a huge nation encompassing various faiths, had upheld the sentence,
it would have given such a punishment legitimacy in other Islamic
nations and regions. But the verdict leaves many troubling questions.
As the legal codes of more places reflect the influence of Koranic
principles, known as Shariah, they must do so in ways that do
not violate international law and the rights of their citizens.
When Amina Lawal's
daughter was born two years after she was divorced, Ms. Lawal
was arrested for adultery and sentenced to death. This week the
court overturned her conviction on technicalities and did not

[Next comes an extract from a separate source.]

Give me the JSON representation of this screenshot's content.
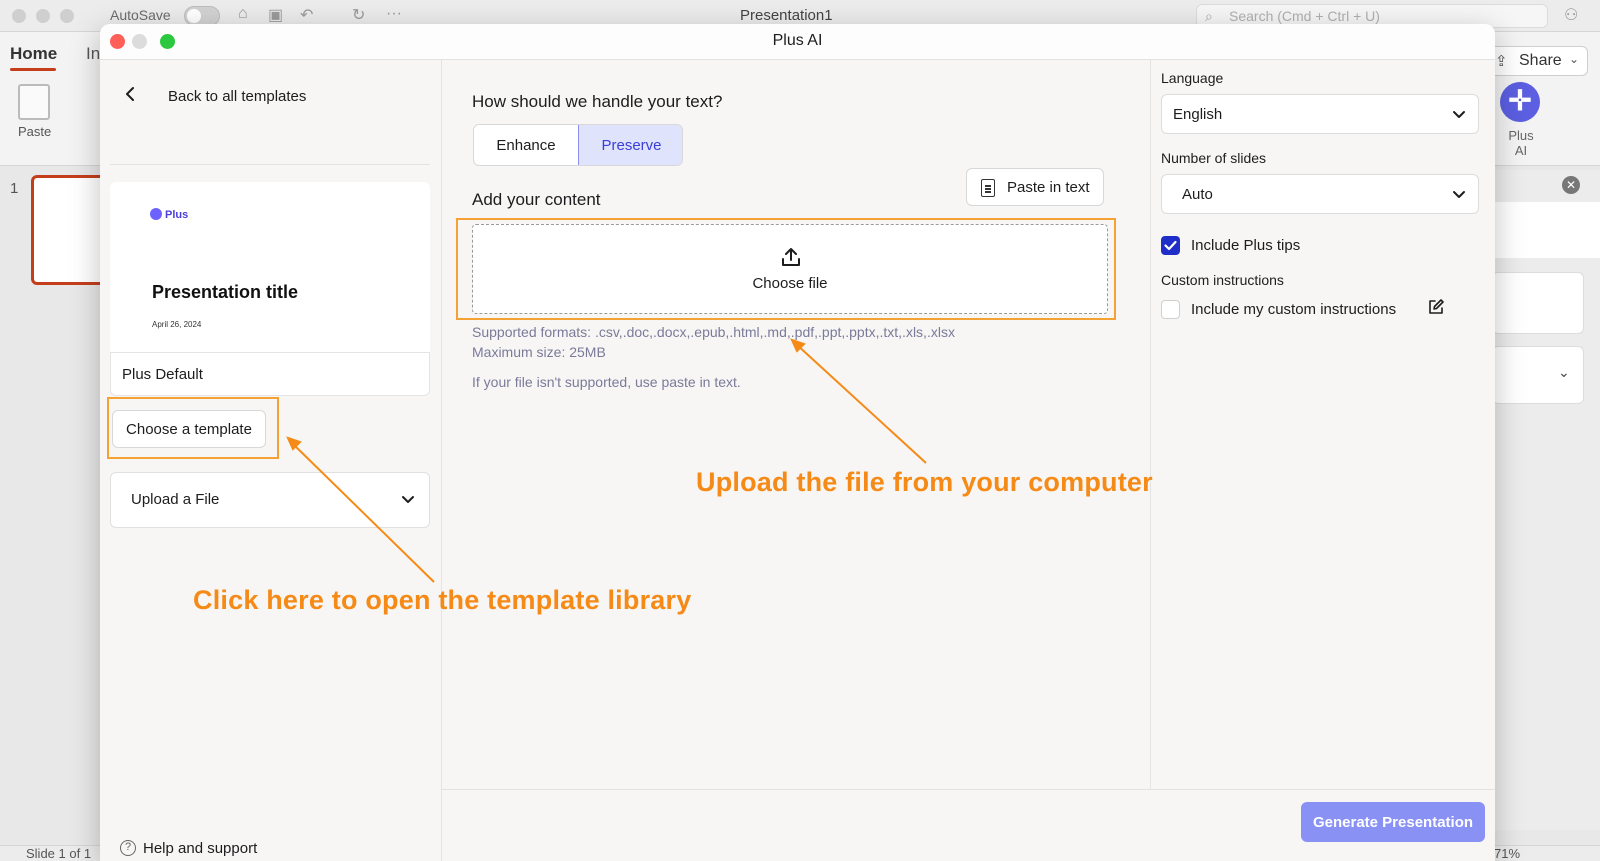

address the justice of stoning, an exceptionally cruel sentence
considered to be torture. Ms. Lawal's lawyers argued that it was
discriminatory that the man she identified as her sexual partner
won acquittal by swearing that he had not committed adultery —
a defense not available to her. The court rejected this argument.
Nigeria is sharply
divided between a Muslim north and a Christian south. To defuse
religious and ethnic tensions, President Olusegun Obasanjo, a
Christian, permitted the northern states to begin using Shariah
in 1999. He had apparently not counted on the worldwide embarrassment
that cases like Ms. Lawal's have brought Nigeria. The court that
ruled this week may have been under instruction to block the stoning,
but in a way that did not anger Muslims.
When it was introduced
1,400 years ago, much of Shariah was more progressive than the
legal cultures it replaced. Parts of it — letting women
inherit property and keep their property after they marry —
still are. Yet extreme versions are spreading, especially where
literacy is low. They are often less reflective of the Koran than
of local cultures.
Inspired by a growing
group of fundamentalists, people accept Shariah as a defense against
what they see as the encroaching decadence of the west. In Nigeria
and other nations with large Muslim populations, governments resort
to Shariah to placate these extremists. But in doing so without
regard for their own constitutions and human rights, these highly
political accords mean that a nation's lowliest citizens are the
ones who suffer.